A lot of my friends suggested I get an x-ray and MRI study.   Very expensive and since there is only a low 30% success rate for surgery, that would be a waste of time and money.  The following week I got a script for physical therapy.  So I went to "Wasatch Physical Therapy at Kimball Junction" (what a name...) on my crutches.

IMG_0028One big advantage of living in Utah is we have the best orthopedic practices in the country.  With all the outdoor sports here, that is a focus.  It's not "let's relieve the pain" it's "Let's get you back on the mountain."  Which is why Tiger Woods came here for knee surgery.

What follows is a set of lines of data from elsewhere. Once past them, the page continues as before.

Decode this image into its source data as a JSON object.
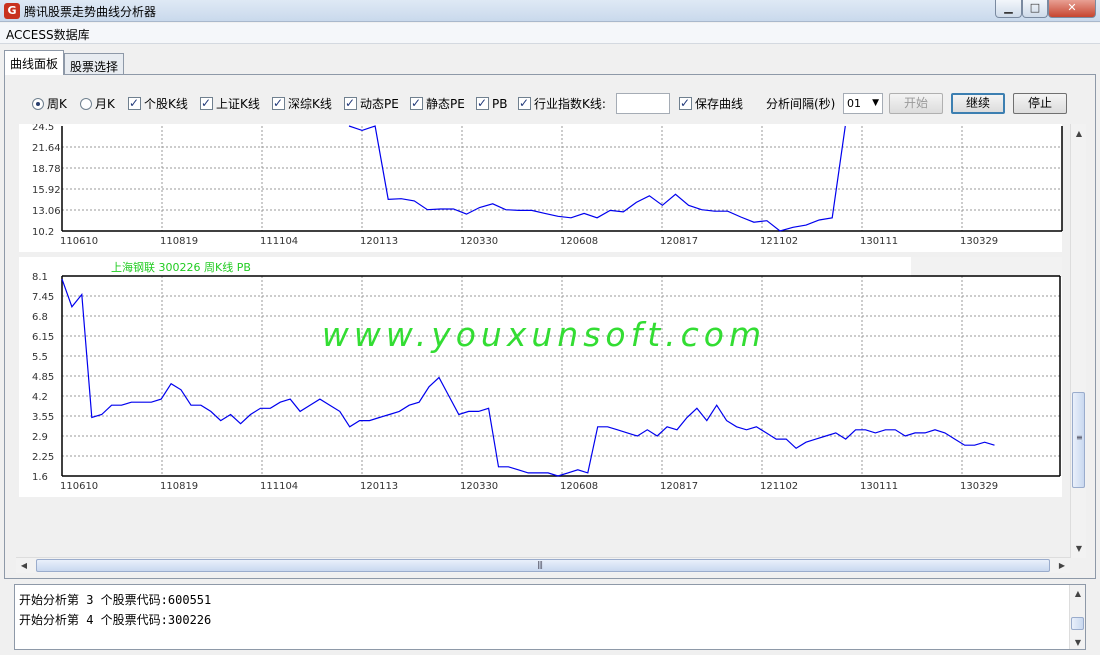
{
  "window": {
    "title": "腾讯股票走势曲线分析器",
    "icon": "app-logo-icon"
  },
  "menu": {
    "label": "ACCESS数据库"
  },
  "tabs": [
    {
      "label": "曲线面板"
    },
    {
      "label": "股票选择"
    }
  ],
  "options": {
    "week_k": {
      "label": "周K",
      "checked": true
    },
    "month_k": {
      "label": "月K",
      "checked": false
    },
    "stock_k": {
      "label": "个股K线",
      "checked": true
    },
    "sh_k": {
      "label": "上证K线",
      "checked": true
    },
    "sz_k": {
      "label": "深综K线",
      "checked": true
    },
    "dyn_pe": {
      "label": "动态PE",
      "checked": true
    },
    "static_pe": {
      "label": "静态PE",
      "checked": true
    },
    "pb": {
      "label": "PB",
      "checked": true
    },
    "industry_k": {
      "label": "行业指数K线:",
      "checked": true,
      "value": ""
    },
    "save_curve": {
      "label": "保存曲线",
      "checked": true
    },
    "interval_label": "分析间隔(秒)",
    "interval_value": "01"
  },
  "buttons": {
    "start": "开始",
    "continue": "继续",
    "stop": "停止"
  },
  "watermark": "www.youxunsoft.com",
  "chart_data": [
    {
      "type": "line",
      "title": "",
      "categories": [
        "110610",
        "110819",
        "111104",
        "120113",
        "120330",
        "120608",
        "120817",
        "121102",
        "130111",
        "130329"
      ],
      "y_ticks": [
        "24.5",
        "21.64",
        "18.78",
        "15.92",
        "13.06",
        "10.2"
      ],
      "ylim": [
        10.2,
        24.5
      ],
      "grid": true,
      "series": [
        {
          "color": "#0000ee",
          "values": [
            24.5,
            23.9,
            24.5,
            14.5,
            14.6,
            14.3,
            13.1,
            13.2,
            13.2,
            12.5,
            13.4,
            13.9,
            13.1,
            13.0,
            13.0,
            12.6,
            12.2,
            12.0,
            12.6,
            12.0,
            13.0,
            12.8,
            14.1,
            15.0,
            13.7,
            15.2,
            13.7,
            13.1,
            12.9,
            12.9,
            12.1,
            11.4,
            11.6,
            10.2,
            10.7,
            11.0,
            11.7,
            12.0,
            24.5
          ]
        }
      ]
    },
    {
      "type": "line",
      "title": "上海钢联  300226  周K线  PB",
      "categories": [
        "110610",
        "110819",
        "111104",
        "120113",
        "120330",
        "120608",
        "120817",
        "121102",
        "130111",
        "130329"
      ],
      "y_ticks": [
        "8.1",
        "7.45",
        "6.8",
        "6.15",
        "5.5",
        "4.85",
        "4.2",
        "3.55",
        "2.9",
        "2.25",
        "1.6"
      ],
      "ylim": [
        1.6,
        8.1
      ],
      "grid": true,
      "series": [
        {
          "name": "上海钢联 300226",
          "color": "#0000ee",
          "values": [
            8.0,
            7.1,
            7.5,
            3.5,
            3.6,
            3.9,
            3.9,
            4.0,
            4.0,
            4.0,
            4.1,
            4.6,
            4.4,
            3.9,
            3.9,
            3.7,
            3.4,
            3.6,
            3.3,
            3.6,
            3.8,
            3.8,
            4.0,
            4.1,
            3.7,
            3.9,
            4.1,
            3.9,
            3.7,
            3.2,
            3.4,
            3.4,
            3.5,
            3.6,
            3.7,
            3.9,
            4.0,
            4.5,
            4.8,
            4.2,
            3.6,
            3.7,
            3.7,
            3.8,
            1.9,
            1.9,
            1.8,
            1.7,
            1.7,
            1.7,
            1.6,
            1.7,
            1.8,
            1.7,
            3.2,
            3.2,
            3.1,
            3.0,
            2.9,
            3.1,
            2.9,
            3.2,
            3.1,
            3.5,
            3.8,
            3.4,
            3.9,
            3.4,
            3.2,
            3.1,
            3.2,
            3.0,
            2.8,
            2.8,
            2.5,
            2.7,
            2.8,
            2.9,
            3.0,
            2.8,
            3.1,
            3.1,
            3.0,
            3.1,
            3.1,
            2.9,
            3.0,
            3.0,
            3.1,
            3.0,
            2.8,
            2.6,
            2.6,
            2.7,
            2.6
          ]
        }
      ]
    }
  ],
  "log": {
    "lines": [
      "开始分析第 3 个股票代码:600551",
      "开始分析第 4 个股票代码:300226"
    ]
  }
}
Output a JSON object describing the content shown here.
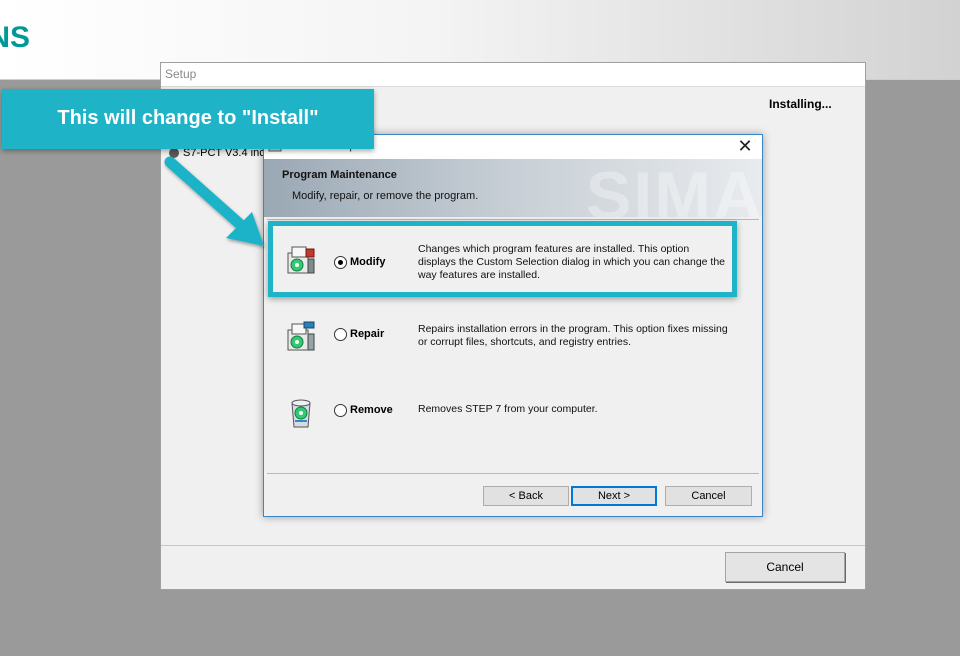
{
  "banner": {
    "logo_text": "SIEMENS"
  },
  "setup_window": {
    "title": "Setup",
    "status": "Installing...",
    "item_text": "S7-PCT V3.4 incl",
    "cancel_label": "Cancel"
  },
  "dialog": {
    "title": "STEP 7 Setup",
    "close_glyph": "✕",
    "header": {
      "watermark": "SIMA",
      "title": "Program Maintenance",
      "subtitle": "Modify, repair, or remove the program."
    },
    "options": [
      {
        "label": "Modify",
        "selected": true,
        "icon": "modify-installer-icon",
        "description": "Changes which program features are installed. This option displays the Custom Selection dialog in which you can change the way features are installed."
      },
      {
        "label": "Repair",
        "selected": false,
        "icon": "repair-installer-icon",
        "description": "Repairs installation errors in the program. This option fixes missing or corrupt files, shortcuts, and registry entries."
      },
      {
        "label": "Remove",
        "selected": false,
        "icon": "remove-recycle-icon",
        "description": "Removes STEP 7 from your computer."
      }
    ],
    "buttons": {
      "back": "< Back",
      "next": "Next >",
      "cancel": "Cancel"
    }
  },
  "annotation": {
    "callout_text": "This will change to \"Install\"",
    "color": "#1fb3c8"
  }
}
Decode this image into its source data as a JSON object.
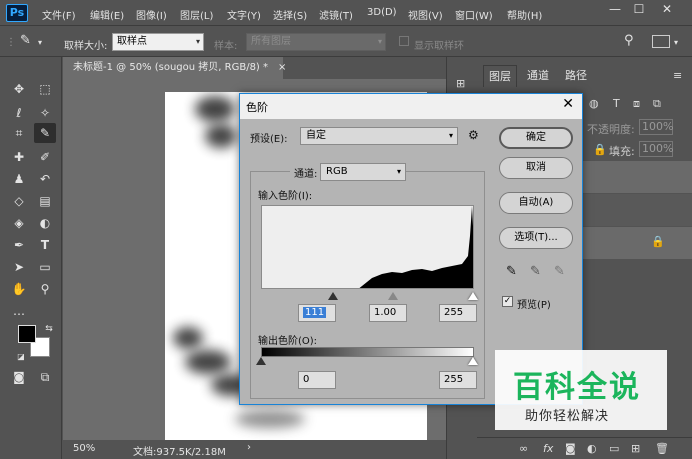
{
  "app": {
    "logo": "Ps"
  },
  "menu": [
    "文件(F)",
    "编辑(E)",
    "图像(I)",
    "图层(L)",
    "文字(Y)",
    "选择(S)",
    "滤镜(T)",
    "3D(D)",
    "视图(V)",
    "窗口(W)",
    "帮助(H)"
  ],
  "window_controls": {
    "minimize": "—",
    "maximize": "☐",
    "close": "✕"
  },
  "options": {
    "sample_size_label": "取样大小:",
    "sample_size_value": "取样点",
    "sample_label": "样本:",
    "sample_value": "所有图层",
    "show_ring_label": "显示取样环"
  },
  "document": {
    "tab_title": "未标题-1 @ 50% (sougou 拷贝, RGB/8) *",
    "tab_close": "×",
    "zoom": "50%",
    "doc_info": "文档:937.5K/2.18M",
    "status_arrow": "›"
  },
  "panels": {
    "tabs": [
      "图层",
      "通道",
      "路径"
    ],
    "opacity_label": "不透明度:",
    "opacity_value": "100%",
    "fill_label": "填充:",
    "fill_value": "100%"
  },
  "dialog": {
    "title": "色阶",
    "preset_label": "预设(E):",
    "preset_value": "自定",
    "channel_label": "通道:",
    "channel_value": "RGB",
    "input_label": "输入色阶(I):",
    "input_black": "111",
    "input_gamma": "1.00",
    "input_white": "255",
    "output_label": "输出色阶(O):",
    "output_black": "0",
    "output_white": "255",
    "ok": "确定",
    "cancel": "取消",
    "auto": "自动(A)",
    "options": "选项(T)...",
    "preview": "预览(P)",
    "preview_checked": true
  },
  "watermark": {
    "logo": "百科全说",
    "sub": "助你轻松解决"
  }
}
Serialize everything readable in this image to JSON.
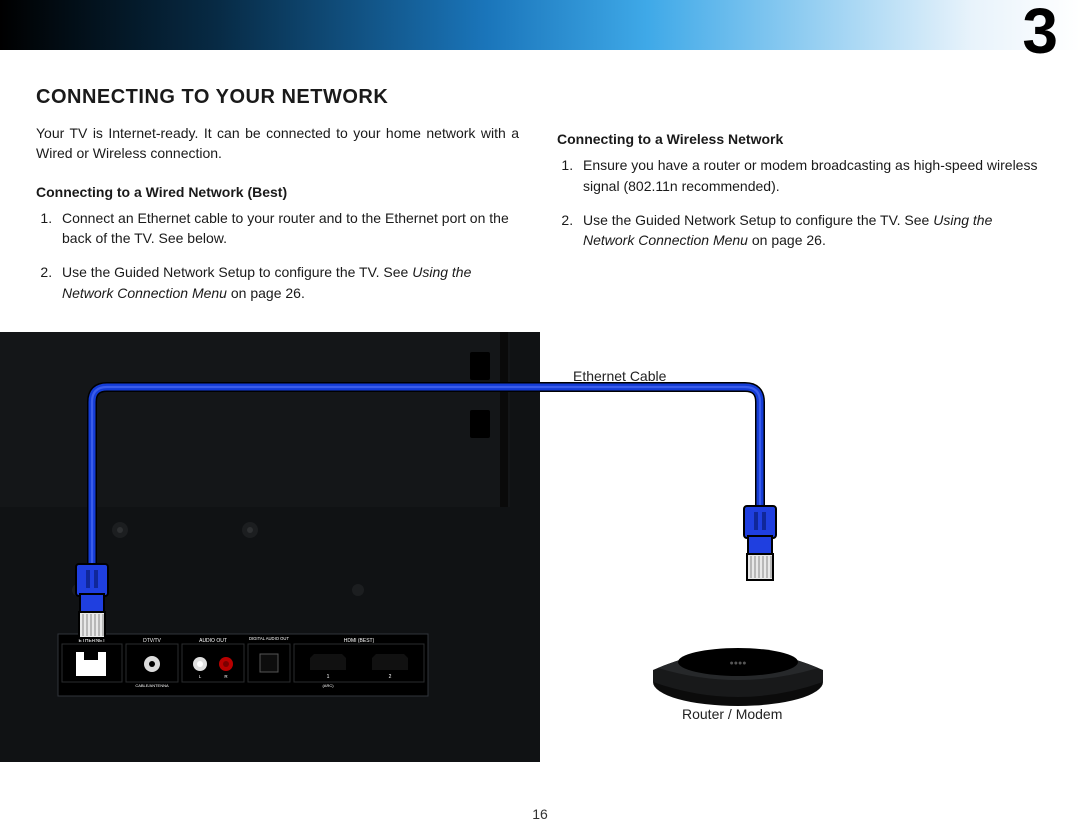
{
  "chapter_number": "3",
  "section_title": "CONNECTING TO YOUR NETWORK",
  "intro": "Your TV is Internet-ready. It can be connected to your home network with a Wired or Wireless connection.",
  "wired": {
    "heading": "Connecting to a Wired Network (Best)",
    "step1": "Connect an Ethernet cable to your router and to the Ethernet port on the back of the TV. See below.",
    "step2a": "Use the Guided Network Setup to configure the TV. See ",
    "step2b": "Using the Network Connection Menu",
    "step2c": " on page 26."
  },
  "wireless": {
    "heading": "Connecting to a Wireless Network",
    "step1": "Ensure you have a router or modem broadcasting as high-speed wireless signal (802.11n recommended).",
    "step2a": "Use the Guided Network Setup to configure the TV. See ",
    "step2b": "Using the Network Connection Menu",
    "step2c": " on page 26."
  },
  "labels": {
    "ethernet_cable": "Ethernet Cable",
    "router_modem": "Router / Modem"
  },
  "ports": {
    "ethernet": "ETHERNET",
    "dtv": "DTV/TV",
    "cable": "CABLE/ANTENNA",
    "audio_out": "AUDIO OUT",
    "l": "L",
    "r": "R",
    "digital": "DIGITAL AUDIO OUT",
    "hdmi": "HDMI (BEST)",
    "one": "1",
    "two": "2",
    "arc": "(ARC)"
  },
  "page_number": "16"
}
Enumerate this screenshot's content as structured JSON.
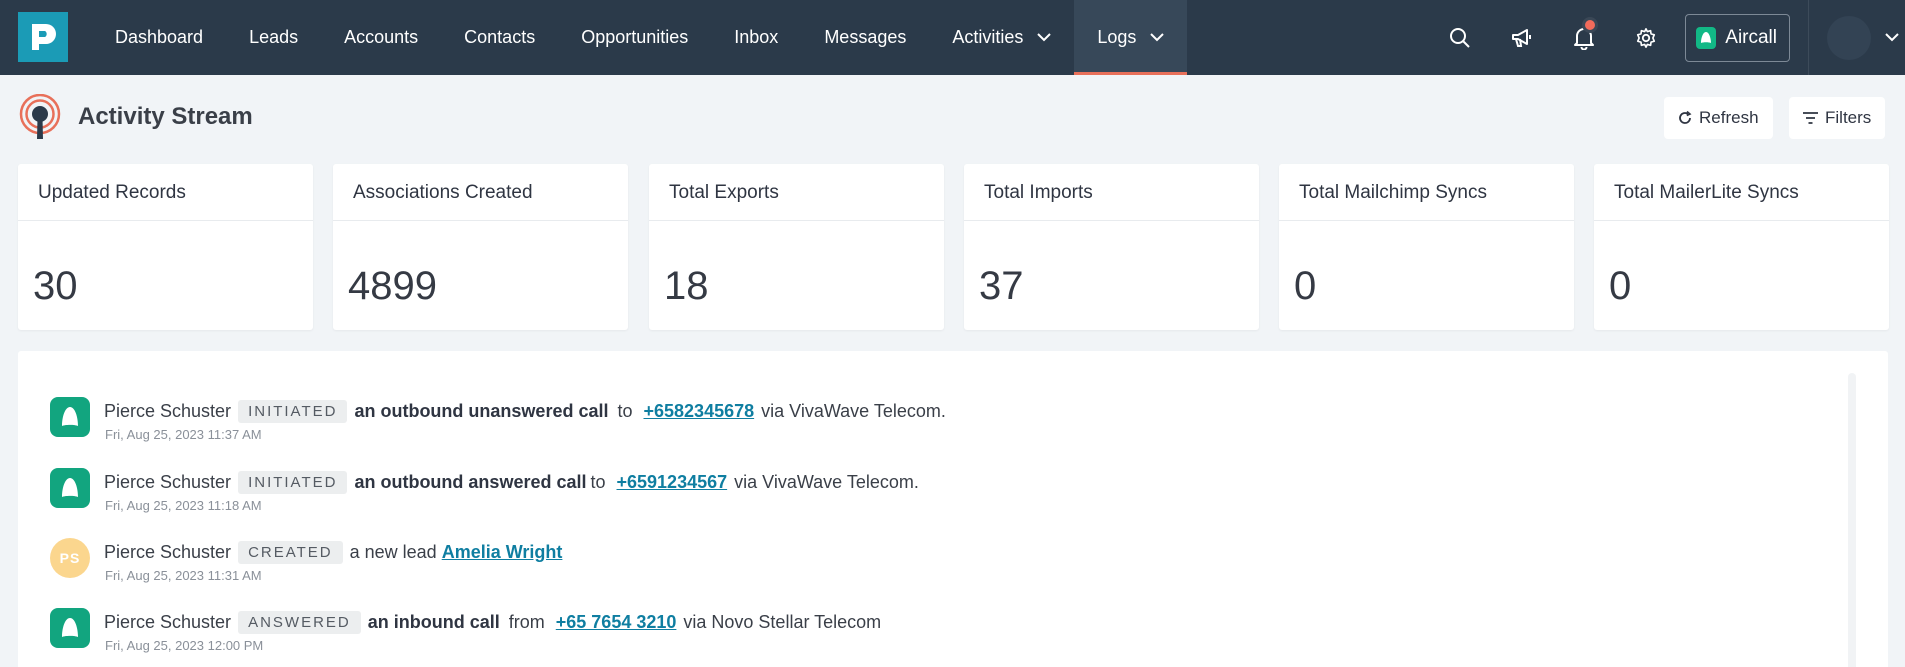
{
  "nav": {
    "items": [
      {
        "label": "Dashboard"
      },
      {
        "label": "Leads"
      },
      {
        "label": "Accounts"
      },
      {
        "label": "Contacts"
      },
      {
        "label": "Opportunities"
      },
      {
        "label": "Inbox"
      },
      {
        "label": "Messages"
      },
      {
        "label": "Activities"
      },
      {
        "label": "Logs"
      }
    ],
    "aircall_label": "Aircall",
    "accent_color": "#e8705a"
  },
  "header": {
    "title": "Activity Stream",
    "refresh_label": "Refresh",
    "filters_label": "Filters"
  },
  "stats": [
    {
      "label": "Updated Records",
      "value": "30"
    },
    {
      "label": "Associations Created",
      "value": "4899"
    },
    {
      "label": "Total Exports",
      "value": "18"
    },
    {
      "label": "Total Imports",
      "value": "37"
    },
    {
      "label": "Total Mailchimp Syncs",
      "value": "0"
    },
    {
      "label": "Total MailerLite Syncs",
      "value": "0"
    }
  ],
  "stream": [
    {
      "user": "Pierce Schuster",
      "badge": "INITIATED",
      "action": "an outbound unanswered call",
      "pre": "to",
      "link": "+6582345678",
      "post": "via VivaWave Telecom.",
      "time": "Fri, Aug 25, 2023 11:37 AM"
    },
    {
      "user": "Pierce Schuster",
      "badge": "INITIATED",
      "action": "an outbound answered call",
      "pre": "to",
      "link": "+6591234567",
      "post": "via VivaWave Telecom.",
      "time": "Fri, Aug 25, 2023 11:18 AM"
    },
    {
      "user": "Pierce Schuster",
      "badge": "CREATED",
      "action": "a new lead",
      "link": "Amelia Wright",
      "time": "Fri, Aug 25, 2023 11:31 AM",
      "initials": "PS"
    },
    {
      "user": "Pierce Schuster",
      "badge": "ANSWERED",
      "action": "an inbound call",
      "pre": "from",
      "link": "+65 7654 3210",
      "post": "via Novo Stellar Telecom",
      "time": "Fri, Aug 25, 2023 12:00 PM"
    }
  ]
}
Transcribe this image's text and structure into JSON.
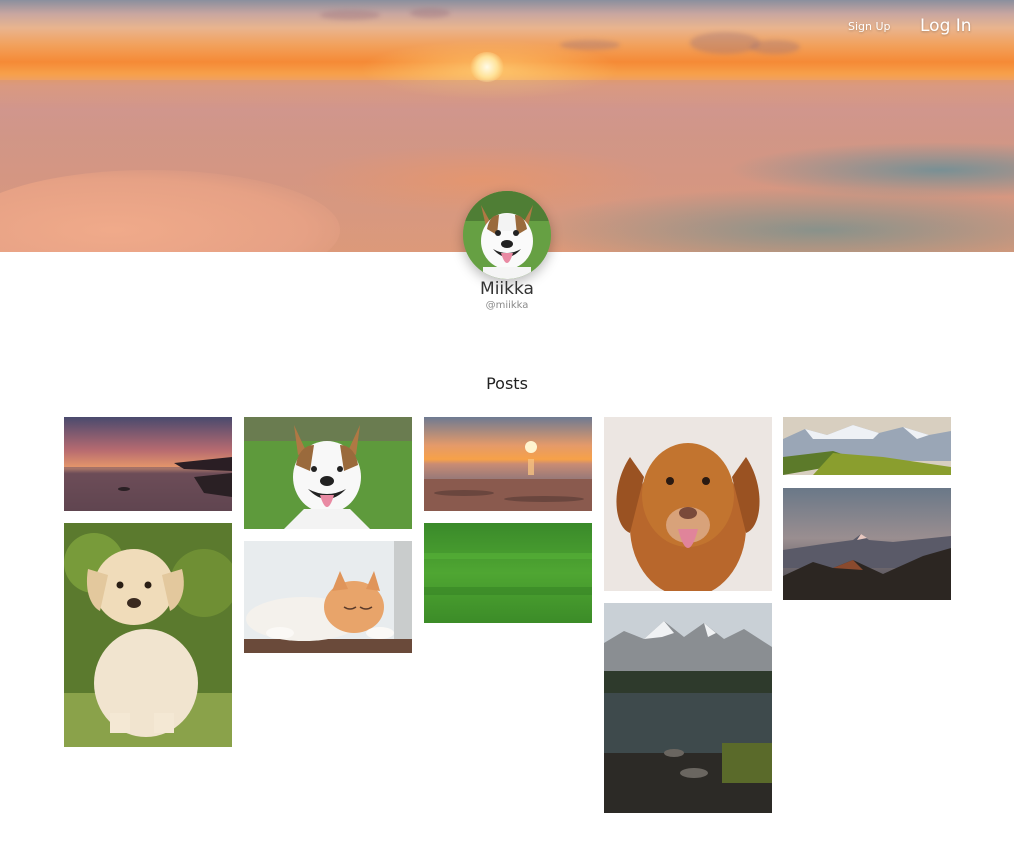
{
  "nav": {
    "signup_label": "Sign Up",
    "login_label": "Log In"
  },
  "profile": {
    "name": "Miikka",
    "handle": "@miikka"
  },
  "posts": {
    "title": "Posts",
    "items": [
      {
        "subject": "sunset-lake-photo"
      },
      {
        "subject": "puppy-labrador-photo"
      },
      {
        "subject": "smiling-dog-photo"
      },
      {
        "subject": "sleeping-cat-photo"
      },
      {
        "subject": "beach-sunset-photo"
      },
      {
        "subject": "green-grass-photo"
      },
      {
        "subject": "brown-dog-photo"
      },
      {
        "subject": "mountain-lake-photo"
      },
      {
        "subject": "snowy-mountains-photo"
      },
      {
        "subject": "mountain-dusk-photo"
      }
    ]
  },
  "colors": {
    "accent": "#f58a36",
    "text": "#222222",
    "muted": "#8a8a8a"
  }
}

Brandon immediately did an assessment and determined it was a bulging disk on the L4.  He put me on a treatment plan for 3 times a week.  Based on my condition he prescribed various exercises.  Dani took over after a couple of weeks.

The hour routine started off with heat and electrical stimulation while laying on a roller bed.  Then Lexi or Brittany would use localized ultrasound on my back.  Then a lower back massage. 

Early on Brittany was able to pinpoint the exact location of bulging disk through localized pressure.  After the massage Dani would work with me for the rest of the hour on spinal manipulation and IMG_0029stretching. 

After the session they would instruct me as to the different excercises I needed to do during the week based on my prognosis.  In 8 weeks I went from pain and crutches to powder skiing and no pain.

So dump the MRI and get yourself to Physical Therapy.  Only if you don't respond to their treatment will they send you back to the doctor for x-rays or an MRI.

Eight weeks of PT was far cheaper then 1 MRI.  And wouldn't you rather be better or just have some pictures?

Comcast dumping Analog, charging $2 per TV to hook up after 3

Just got a notice from Comcast that they are dropping all analog signals. I'm not surprised.  There is only so much bandwidth and I suspect Comcast is increasing their 3D line up.  So goodbye analog.

If you have an old(er) TV like a CRT you will no longer be able to plug the coax into the back.  You will need their box.  Being generous, you can hook up 3 for free.  Then it's $2 per set. 

Some of you may have the "occasional" TV in the garage or the guest bedroom.  What to do?   If it's a newer TV you can still get the normal network HD channels (I checked with Comcast).  Or perhaps this is a good time to head over to your local big box store and pick up a convertor over the air box for about $50.  Just plug in an antenna (remember those?) and you can get all of the network stations for free.

This may be a good time to evaluate what you are paying.  Maybe all you need is high speed Internet and the basic channels (comes with HD).  Then used the money saved for Hulu or another service.